There is one group of people who have been overlooked and who are justifiably likely to feel the most insecure.  In the first post on this blog I mentioned about Poland having lost part of a generation to children born in the UK to Polish parents.  These children and those uprooted from Poland by their parents should not feel that they or their parents are threatened with deportation; many of those who moved to the UK during their childhood sometime during the last 12 years are now young adults and stuck in limbo.  If they do not already have British citizenship they should be offered it.  The same applies to the children of other EU nationals though the scale of immigration from those countries has been nowhere near as large.  Of course the very fact that we were denied a referendum on the Treaty of Nice, which led to EU expansion, is why this issue has arisen in the first place.  Behind the issue are thousands of people who should not just be dismissed as statistics.

Immigration is a thorny issue and the fact that it came to dominate the referendum is that since 2004 anyone who expressed concern about the scale of it, and particularly its economic impact on low-waged, low-skilled workers, was slandered as a ‘racist’ by the ‘progressive’ corporate globalists.  That the scale of immigration has led to the slumlordisation of many inner-city areas and council estates, in which the housing stock was sold off by the Thatcher government, is something which these ‘progressives’ are happy to ignore.  Immigration policy henceforth should be to reduce the scale to a level which is more sustainable, no more than fifty thousand people a year say, rather than six or seven times that amount as it is now.
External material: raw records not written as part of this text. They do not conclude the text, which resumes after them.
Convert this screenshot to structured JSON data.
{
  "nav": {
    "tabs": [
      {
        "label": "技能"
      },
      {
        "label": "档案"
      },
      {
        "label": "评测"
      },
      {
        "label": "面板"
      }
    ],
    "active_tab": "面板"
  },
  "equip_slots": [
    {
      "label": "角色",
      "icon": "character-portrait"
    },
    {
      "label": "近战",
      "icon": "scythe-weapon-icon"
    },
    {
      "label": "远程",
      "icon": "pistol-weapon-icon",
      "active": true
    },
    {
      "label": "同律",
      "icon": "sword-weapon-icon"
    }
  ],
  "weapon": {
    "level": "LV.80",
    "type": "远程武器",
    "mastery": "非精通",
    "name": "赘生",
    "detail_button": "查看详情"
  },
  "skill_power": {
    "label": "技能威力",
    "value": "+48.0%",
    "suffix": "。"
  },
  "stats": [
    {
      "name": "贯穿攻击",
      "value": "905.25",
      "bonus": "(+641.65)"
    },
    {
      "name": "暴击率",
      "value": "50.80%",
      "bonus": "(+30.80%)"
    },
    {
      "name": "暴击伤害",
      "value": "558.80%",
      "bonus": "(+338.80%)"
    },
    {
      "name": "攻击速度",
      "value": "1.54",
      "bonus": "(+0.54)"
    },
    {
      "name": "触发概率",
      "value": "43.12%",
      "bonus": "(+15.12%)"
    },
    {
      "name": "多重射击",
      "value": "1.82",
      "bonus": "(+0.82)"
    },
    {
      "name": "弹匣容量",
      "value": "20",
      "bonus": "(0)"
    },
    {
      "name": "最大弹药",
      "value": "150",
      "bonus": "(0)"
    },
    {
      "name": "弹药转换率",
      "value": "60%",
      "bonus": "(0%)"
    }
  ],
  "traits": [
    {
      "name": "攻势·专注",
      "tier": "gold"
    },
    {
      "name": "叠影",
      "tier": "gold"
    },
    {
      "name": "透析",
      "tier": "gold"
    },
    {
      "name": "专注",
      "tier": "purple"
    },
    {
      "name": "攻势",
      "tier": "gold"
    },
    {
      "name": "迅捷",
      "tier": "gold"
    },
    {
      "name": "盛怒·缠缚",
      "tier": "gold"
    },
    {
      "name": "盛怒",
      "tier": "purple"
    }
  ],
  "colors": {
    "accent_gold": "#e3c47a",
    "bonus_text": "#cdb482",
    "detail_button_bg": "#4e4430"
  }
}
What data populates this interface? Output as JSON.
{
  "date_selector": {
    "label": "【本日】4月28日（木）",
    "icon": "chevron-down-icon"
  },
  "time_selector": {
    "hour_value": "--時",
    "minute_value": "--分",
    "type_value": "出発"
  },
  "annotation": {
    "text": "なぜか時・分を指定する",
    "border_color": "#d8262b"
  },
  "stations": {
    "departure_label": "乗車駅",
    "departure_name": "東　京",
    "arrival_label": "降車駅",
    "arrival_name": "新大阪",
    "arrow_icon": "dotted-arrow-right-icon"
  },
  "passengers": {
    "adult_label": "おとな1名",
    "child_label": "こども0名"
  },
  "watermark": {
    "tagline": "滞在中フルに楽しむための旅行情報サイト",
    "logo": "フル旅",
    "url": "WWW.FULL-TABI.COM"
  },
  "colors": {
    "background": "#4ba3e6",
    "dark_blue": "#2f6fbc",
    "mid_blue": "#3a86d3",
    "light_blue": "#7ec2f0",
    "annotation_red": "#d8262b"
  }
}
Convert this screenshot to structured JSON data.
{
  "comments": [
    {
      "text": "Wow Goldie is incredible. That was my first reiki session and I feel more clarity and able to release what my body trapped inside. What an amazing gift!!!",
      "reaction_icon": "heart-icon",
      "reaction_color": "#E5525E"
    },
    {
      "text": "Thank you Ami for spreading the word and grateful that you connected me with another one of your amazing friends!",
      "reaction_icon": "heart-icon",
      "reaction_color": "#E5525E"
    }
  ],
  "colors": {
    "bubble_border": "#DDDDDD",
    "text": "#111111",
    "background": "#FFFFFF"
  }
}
Apart from the privileged cry-babies, whom I mentioned above and who want the referendum result to be invalidated to force another one, the other group of Remainers for whom I have no sympathy are Labour voters (there is an overlap between these groups).  What happened on Thursday was the revolt of Old Labour (mildly patriotic and mildly socialist) against New Labour (corporatist, ‘liberal’ and globalist).  The late Peter Shore MP puts the latter group to shame:

Contrary to the lies told by ‘progressives’ in their defence of the EU, we British are not, by nature, an insular people.  We have long been more outward looking than most of the nations of continental Europe.  For more than four decades we’ve been continually derided that Britain is ‘small and weak’.  Britain is small but not weak and there are more than sixty million of us on this island.  We have been derided that Britain is ‘old and tired’.  Britain’s infrastructure is old and tired, but that is because our taxes have been diverted from upgrading our own infrastructure to finance the infrastructures of the countries of southern, central and eastern Europe, with lovely highways and bridges from Nowhere to Nowhere Else, such as appear on the Euro notes.  We can and shall develop bi-lateral trade agreements with other countries, that is what the ‘progressives’ are frightened of, that the EU itself is becoming redundant.

Anyway, unless another referendum is forced through or the exit negotiations stall, there is no point in doing numerous blog posts about Brexit.  That David Cameron has tendered his resignation as Prime Minister should mean that the government is not going to over-ride the referendum result.  The EU, worried that the electorates of other countries will demand an ‘exit’ referendum, wants Brexit completed as soon as possible before the trend catches on.  The SNP want a Dependence referendum so that Scotland can continue being ruled from Brussels, whilst Sinn Fein want an Irish Unification referendum to liberate English taxpayers from the economic burden of the Six Counties, so that all Thirty-Two Counties of Ireland can continue being ruled from Brussels.